a) Distinguish between types of meetings: Ordinance (Cap 32) and Securities and Futures
ordinary and extraordinary general meetings.[1] Ordinance (Cap ).[2]

b) Explain the procedure for calling such 2. Fraudulent behaviour
a) Recognise the nature and legal control over
c) Detail the procedure for conducting company insider dealing.[2]
b) Recognise the nature and legal control over
d) Distinguish between types of resolutions: money laundering under:[2]
ordinary, special and written.[2]
i) Drug Trafficking (Recovery of Proceeds)
COMPANIES IN DIFFICULTY OR IN CRISIS ii) Organized And Serious Crime Ordinance
(Cap 455)
1. Unfair prejudice iii) United Nations (Anti-Terrorism Measure )
Ordinance (Cap 575)
a) Recognise the circumstances under which
application be made by company members c) Discuss potential criminal activity in the
under s 168A of Companies Ordinance (Cap operation, management and winding up of
32).[2] companies.[2]

b) Describe the orders be made by the courts d) Recognise the nature and legal control of
under s 168A.[2] fraudulent trading.[2]

2. Insolvency READING LIST

a) Explain the meaning of and procedure ACCA’s official publishers:
involved in voluntary liquidation.[2]
BPP Learning Media
b) Explain the meaning of and procedure involved Contact number: +44(0)20 8740 2222
in compulsory liquidation.[2] Website:

c) Explain administration as an alternative to Kaplan Publishing
winding up.[2] Contact number: +44(0)118 989 0629
RELATING TO BUSINESS Additional reading:

1. Corporate governance Note:
1. Only the latest edition of the books should be
a) Explain the idea of corporate governance.[2] used.
2. For students choosing to make reference to
b) Recognise the extra-legal codes of corporate texts of other jurisdictions, it is their duties to
governance from the Stock Exchange of Hong ensure that the law of those jurisdictions are
Kong Limited, from the Hong Kong Institute of applicable to the HKSAR
Chartered Accountants and those being
enforced by the Securites and Futures

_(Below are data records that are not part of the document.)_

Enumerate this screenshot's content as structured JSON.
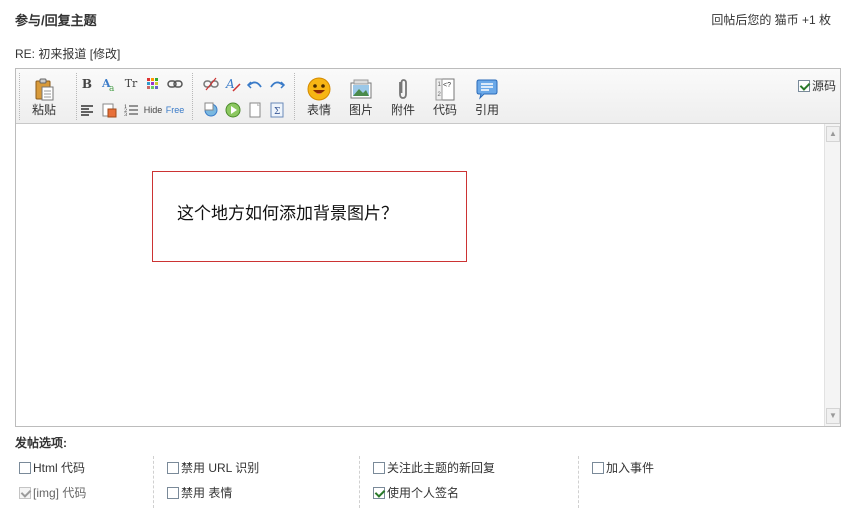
{
  "header": {
    "title": "参与/回复主题",
    "reward": "回帖后您的 猫币 +1 枚"
  },
  "subject": {
    "prefix": "RE: 初来报道",
    "edit_label": "[修改]"
  },
  "toolbar": {
    "paste_label": "粘贴",
    "emoticon_label": "表情",
    "image_label": "图片",
    "attachment_label": "附件",
    "code_label": "代码",
    "quote_label": "引用",
    "source_label": "源码",
    "source_checked": true,
    "bold_glyph": "B",
    "font_size_glyph": "Tr",
    "hide_glyph": "Hide",
    "free_glyph": "Free"
  },
  "editor": {
    "content": "这个地方如何添加背景图片？",
    "box_border_color": "#cc3333"
  },
  "options": {
    "title": "发帖选项:",
    "items": [
      {
        "label": "Html 代码",
        "checked": false,
        "disabled": false
      },
      {
        "label": "[img] 代码",
        "checked": true,
        "disabled": true
      },
      {
        "label": "禁用  URL 识别",
        "checked": false,
        "disabled": false
      },
      {
        "label": "禁用  表情",
        "checked": false,
        "disabled": false
      },
      {
        "label": "关注此主题的新回复",
        "checked": false,
        "disabled": false
      },
      {
        "label": "使用个人签名",
        "checked": true,
        "disabled": false
      },
      {
        "label": "加入事件",
        "checked": false,
        "disabled": false
      }
    ]
  }
}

A-B(5), C(1) - D(3) The extra-legal codes of corporate governance from
the Stock Exchange of Hong Kong Limited, from the
Hong Kong’s New Constitutional Order – The Hong Kong Institute of Chartered Accountants and
Resumption of Chinese Sovereignty and the Basic those being enforced by the Securities and Futures
Law, Yash Ghai, Hong Kong University Press Commission.

An Introduction to the Hong Kong Legal System, P H(2)(b)
Wesley-Smith, Oxford University Press
Prevention of Money Laundering and Terrorist
An Introduction to Hong Kong Bill of Right Financing – Guideline, Securities and Future
Ordinance, the Government Printer, Hong Kong Commission (Hong Kong China)

An Introduction to Hong Kong Business Law, V
Stott, Longman

Hong Kong Business Law, Anne Carver, Longman

General Principles of Hong Kong Law, Clement
Shun, Longman

Business Law in Hong Kong, D K Srivastava,
Thomson Sweet and Maxwell Asia

General Principles of Hong Kong Laws, Casualties
Bill, Label Publishing Company


Professional Liability, R Wickens, Hong Kong
University Press

Hong Kong Company Law, V Stott, Butterworths

D(3) – G, H(1)(c), H(2)(a), H2(b)-(c)

Hong Kong Company Law, V Stott, Butterworths

Cases and Materials in Company Law, L S Sealy,

Hahlo’s Casebook on Company Law, H R Hahlo,
Sweet & Maxwell

H(1), (2)(a) and (2)(d)

Corporate Governance - Hong Kong Debate,
S.H.Goo and Ann Carver, Thomson – Sweet and
Maxwell Asia

Chapter 15 of The Hong Kong Financial System – A
new Age, Simon S.M. Ho, Robert Haney Scott & Kie
Ann Wong, Oxford.